This is likely to be most controversial issue from the report. If independent distributors are not given a way to participate, many will continue to distribute as a form of civil disobedience. See What will the penalties be? next.

4. What will the penalties be? We believe penalties will be raised substantially. Criminal penalties are not set by politicians or police. Criminal penalties are decided by the courts and implemented by law enforcement. So far the courts have driven the relaxation of the marijuana laws and penalties in Canada. The courts are likely to continue to reflect the desire of the people and resist political pressure. However, growing without a license and drug trafficking to adults or minors will be clearly re-identified as ongoing criminal activities. Here the federal government in Canada can control law enforcement through the Royal Canadian Mounted Police (RCMP) that is the police force for much of Canada. What politicians can control or influence are the fines applied to non-criminal marijuana offenses. The situation in Vancouver, for example, has been an inside joke. Fines of a few hundred dollars every few weeks is miniscule compared to the profits generated by illegal dispensaries. But as we noted, the task force was stocked with law enforcement and lawyers so expect a substantial increase in the penalties for contravening regulations.

5. What age restrictions will there be? Two factors impact age limits. First, Prime Minister Trudeau's ongoing position that a major goal of legalization is to make it harder for children to access marijuana. Second, the heath claim that marijuana risks are higher until human brains mature at age 25 as noted in the task force discussion paper. We think age restrictions will parallel alcohol but will extend to age 25. This will be especially true if provinces are tasked with distribution and, as with alcohol, it could result in different age restrictions in different provinces. There will be limits on THC potency because the task force was asked to consider this matter, specifically. Obviously, the higher the potency, the higher the age limit. The Canadian Medical Association recommended a minimum age of 21 with quantity and potency limits extending to age 25.(CMA Recommendations) Finally there will be exceptions made for medical marijuana users younger than the recreational driven age limits.

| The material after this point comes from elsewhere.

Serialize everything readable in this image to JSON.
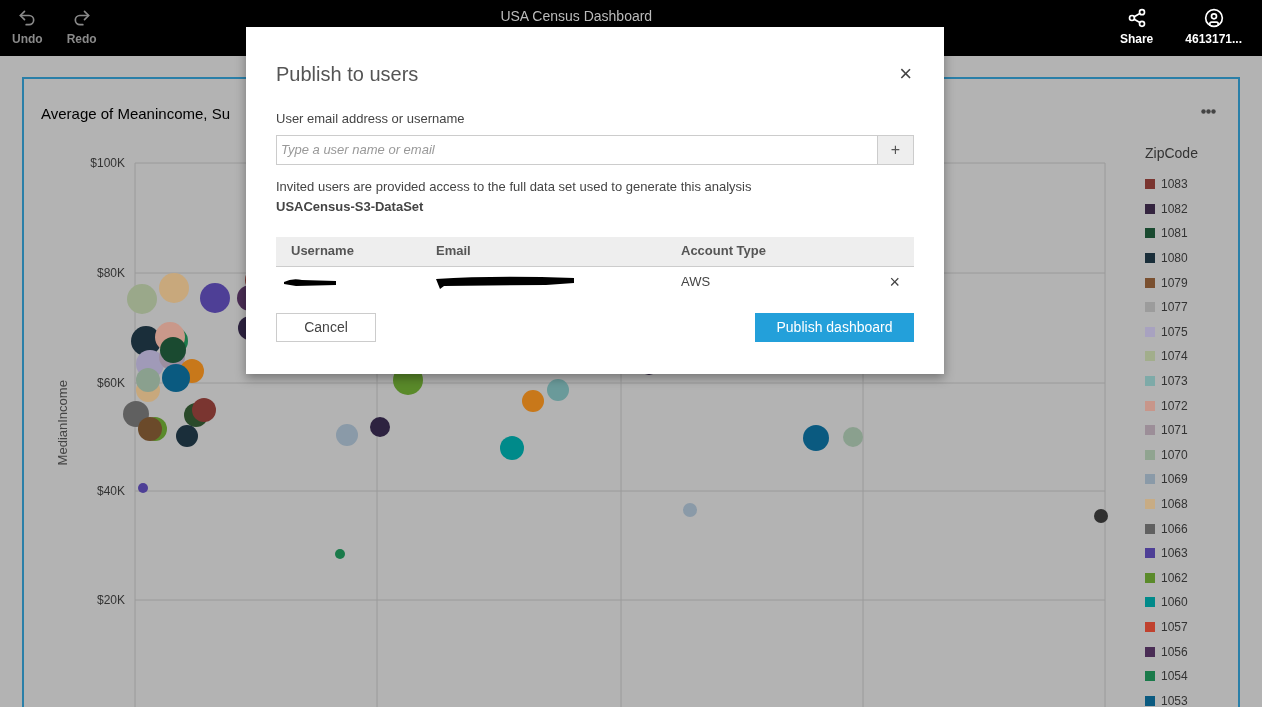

6. How will it be taxed? The government has consistently claimed legalization is not a tax grab although less often of late. The promise was tax revenues will be used for drug treatment and rehabilitation services, research and public education on drugs. The only constraint on "sin tax" taxes on marijuana are the crooks. If taxes are too high, legal producers will not be able to compete with underground growers who pay no tax and this would run contrary to Prime Minister Trudeau's second goal of legalization. Also Canada has sales taxes and a goods and services tax. So how the product is distributed can have an impact on government revenues. But decades from now, assuming the criminal element is eliminated or reduced to almost nothing, marijuana will be taxed like tobacco and alcohol.

Conclusion: I hope this summary has given you an idea of what a complex subject Canada is dealing with and the number of opportunities there are to disappoint a market that seems to think there are only blue skies ahead. So I am sticking to my guns. If the Canadian marijuana stocks continue in a positive trend until mid-December, I think there will be a selling opportunity ahead. On the other hand, if there is a correction between now and then, I will assess the report and recommendations and try to identify the winners and losers.

Disclosure: I/we have no positions in any stocks mentioned, and no plans to initiate any positions within the next 72 hours.

I wrote this article myself, and it expresses my own opinions. I am not receiving compensation for it (other than from Seeking Alpha). I have no business relationship with any company whose stock is mentioned in this article.